*** DATASET CONTENT Section Begins ***

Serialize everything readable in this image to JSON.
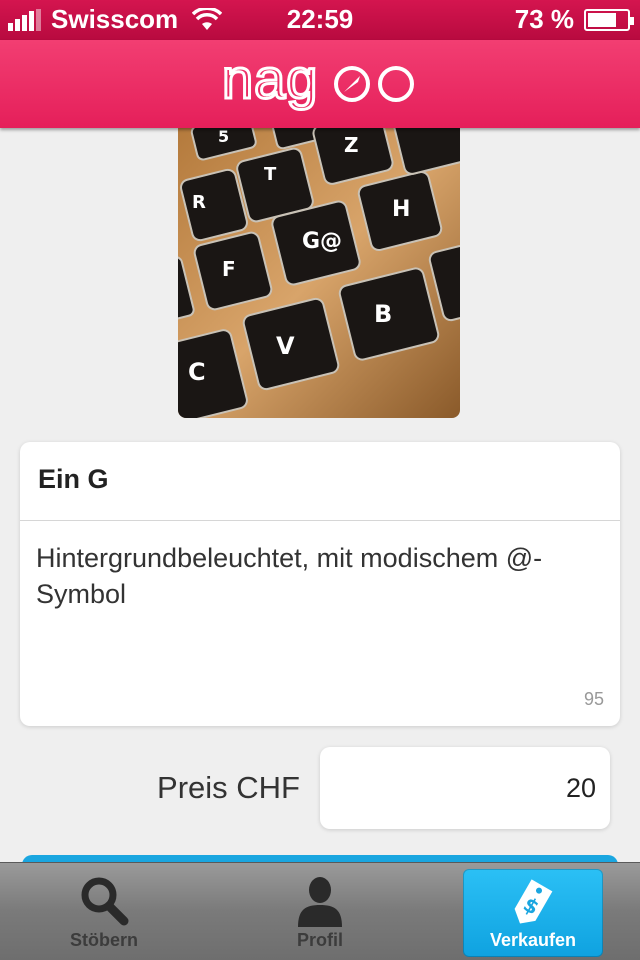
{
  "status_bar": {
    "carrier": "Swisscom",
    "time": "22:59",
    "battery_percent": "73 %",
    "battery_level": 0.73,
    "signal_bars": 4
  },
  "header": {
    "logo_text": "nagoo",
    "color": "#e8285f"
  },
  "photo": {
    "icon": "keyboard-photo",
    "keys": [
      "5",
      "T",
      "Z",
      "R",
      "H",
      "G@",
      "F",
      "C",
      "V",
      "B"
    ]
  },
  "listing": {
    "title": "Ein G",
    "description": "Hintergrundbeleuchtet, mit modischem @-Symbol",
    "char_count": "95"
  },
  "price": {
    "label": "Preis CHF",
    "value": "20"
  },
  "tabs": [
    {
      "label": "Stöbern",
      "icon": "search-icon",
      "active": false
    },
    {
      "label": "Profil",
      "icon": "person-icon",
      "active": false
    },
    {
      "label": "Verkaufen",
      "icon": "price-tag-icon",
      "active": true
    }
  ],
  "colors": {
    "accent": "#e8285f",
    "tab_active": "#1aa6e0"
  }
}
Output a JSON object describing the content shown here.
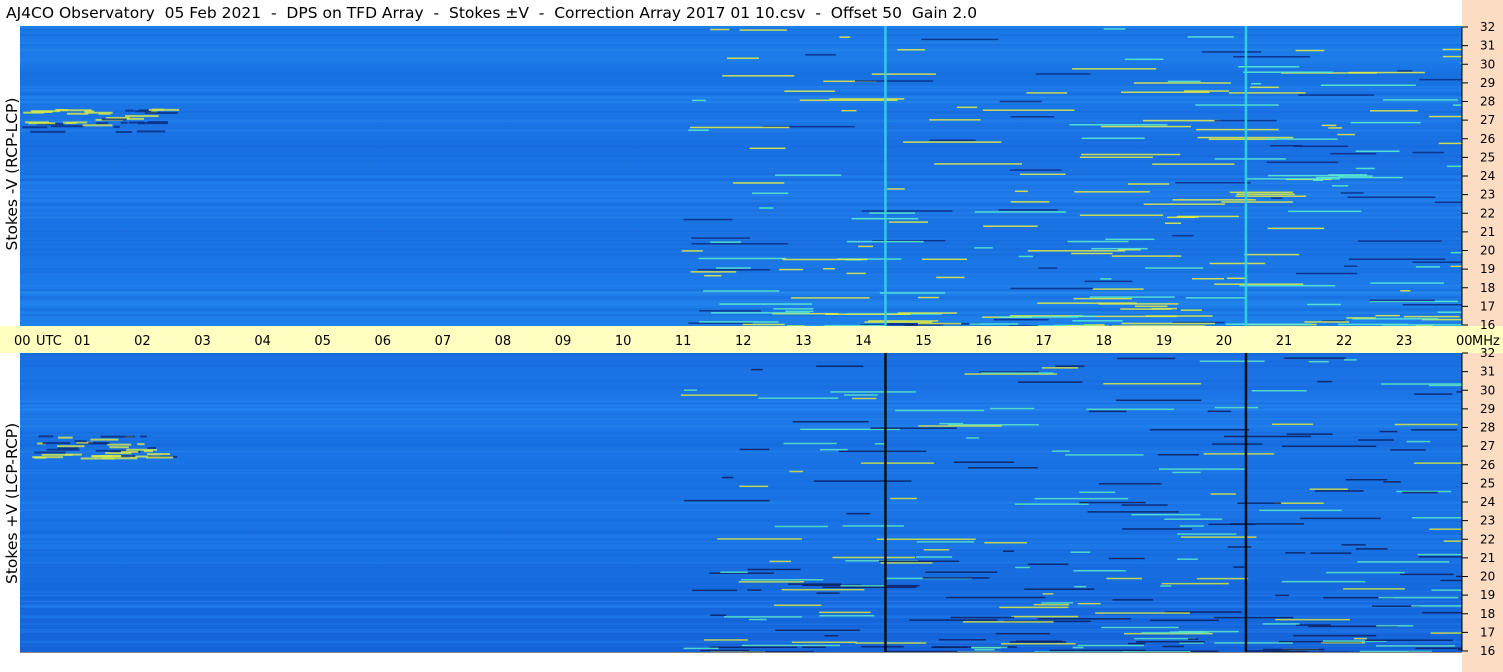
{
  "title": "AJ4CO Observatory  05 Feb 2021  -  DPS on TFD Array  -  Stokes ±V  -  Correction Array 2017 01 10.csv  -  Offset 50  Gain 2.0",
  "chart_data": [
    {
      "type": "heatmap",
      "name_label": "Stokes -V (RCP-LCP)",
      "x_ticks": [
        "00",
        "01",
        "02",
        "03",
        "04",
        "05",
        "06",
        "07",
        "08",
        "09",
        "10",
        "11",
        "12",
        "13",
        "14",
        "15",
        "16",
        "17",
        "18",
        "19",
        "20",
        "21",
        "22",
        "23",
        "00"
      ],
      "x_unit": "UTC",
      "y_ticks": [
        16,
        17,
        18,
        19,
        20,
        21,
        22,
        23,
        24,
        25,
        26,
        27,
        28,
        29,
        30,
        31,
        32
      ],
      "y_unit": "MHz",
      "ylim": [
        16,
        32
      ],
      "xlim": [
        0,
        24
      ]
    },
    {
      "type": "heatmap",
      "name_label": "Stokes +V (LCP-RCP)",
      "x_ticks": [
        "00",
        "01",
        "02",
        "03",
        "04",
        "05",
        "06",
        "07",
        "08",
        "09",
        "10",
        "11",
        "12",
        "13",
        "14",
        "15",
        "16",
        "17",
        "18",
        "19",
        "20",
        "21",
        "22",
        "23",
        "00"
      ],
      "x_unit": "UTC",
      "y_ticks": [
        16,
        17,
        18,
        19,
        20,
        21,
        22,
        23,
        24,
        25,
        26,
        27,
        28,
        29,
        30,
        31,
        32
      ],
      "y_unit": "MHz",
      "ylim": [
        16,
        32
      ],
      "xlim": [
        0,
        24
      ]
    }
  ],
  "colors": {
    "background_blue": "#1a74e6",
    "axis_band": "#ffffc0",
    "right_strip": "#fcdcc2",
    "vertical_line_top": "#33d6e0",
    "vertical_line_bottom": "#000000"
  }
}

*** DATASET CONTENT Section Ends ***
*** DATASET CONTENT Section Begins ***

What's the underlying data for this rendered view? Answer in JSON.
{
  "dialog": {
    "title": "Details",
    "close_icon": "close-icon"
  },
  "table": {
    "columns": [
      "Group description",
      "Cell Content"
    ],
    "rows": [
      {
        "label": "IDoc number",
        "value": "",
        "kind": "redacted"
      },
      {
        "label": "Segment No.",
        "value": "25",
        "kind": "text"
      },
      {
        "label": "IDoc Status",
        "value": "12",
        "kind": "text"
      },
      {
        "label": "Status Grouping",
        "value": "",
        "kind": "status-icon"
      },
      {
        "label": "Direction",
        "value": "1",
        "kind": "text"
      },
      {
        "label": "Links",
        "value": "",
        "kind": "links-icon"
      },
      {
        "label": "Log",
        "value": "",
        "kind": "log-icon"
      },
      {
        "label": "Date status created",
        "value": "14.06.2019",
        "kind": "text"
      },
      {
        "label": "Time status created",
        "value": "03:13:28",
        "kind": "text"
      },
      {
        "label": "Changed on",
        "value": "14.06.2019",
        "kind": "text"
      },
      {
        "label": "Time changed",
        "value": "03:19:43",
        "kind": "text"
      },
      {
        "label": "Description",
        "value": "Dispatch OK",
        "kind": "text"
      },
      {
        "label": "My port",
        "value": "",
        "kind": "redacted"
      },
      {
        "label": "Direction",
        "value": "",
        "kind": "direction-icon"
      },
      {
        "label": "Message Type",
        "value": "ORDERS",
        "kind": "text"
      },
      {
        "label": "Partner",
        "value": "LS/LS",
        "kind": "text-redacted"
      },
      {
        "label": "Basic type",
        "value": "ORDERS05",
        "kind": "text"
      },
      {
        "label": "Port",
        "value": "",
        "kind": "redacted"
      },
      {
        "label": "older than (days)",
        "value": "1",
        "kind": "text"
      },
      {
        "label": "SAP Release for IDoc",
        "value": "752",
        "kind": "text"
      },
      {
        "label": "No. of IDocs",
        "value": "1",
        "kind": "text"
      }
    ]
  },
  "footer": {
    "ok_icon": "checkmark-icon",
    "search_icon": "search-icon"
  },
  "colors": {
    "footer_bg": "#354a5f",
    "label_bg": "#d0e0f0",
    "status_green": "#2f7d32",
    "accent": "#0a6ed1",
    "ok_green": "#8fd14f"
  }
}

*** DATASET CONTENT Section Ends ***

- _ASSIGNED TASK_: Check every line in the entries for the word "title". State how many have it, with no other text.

- _RESPONSE_: 3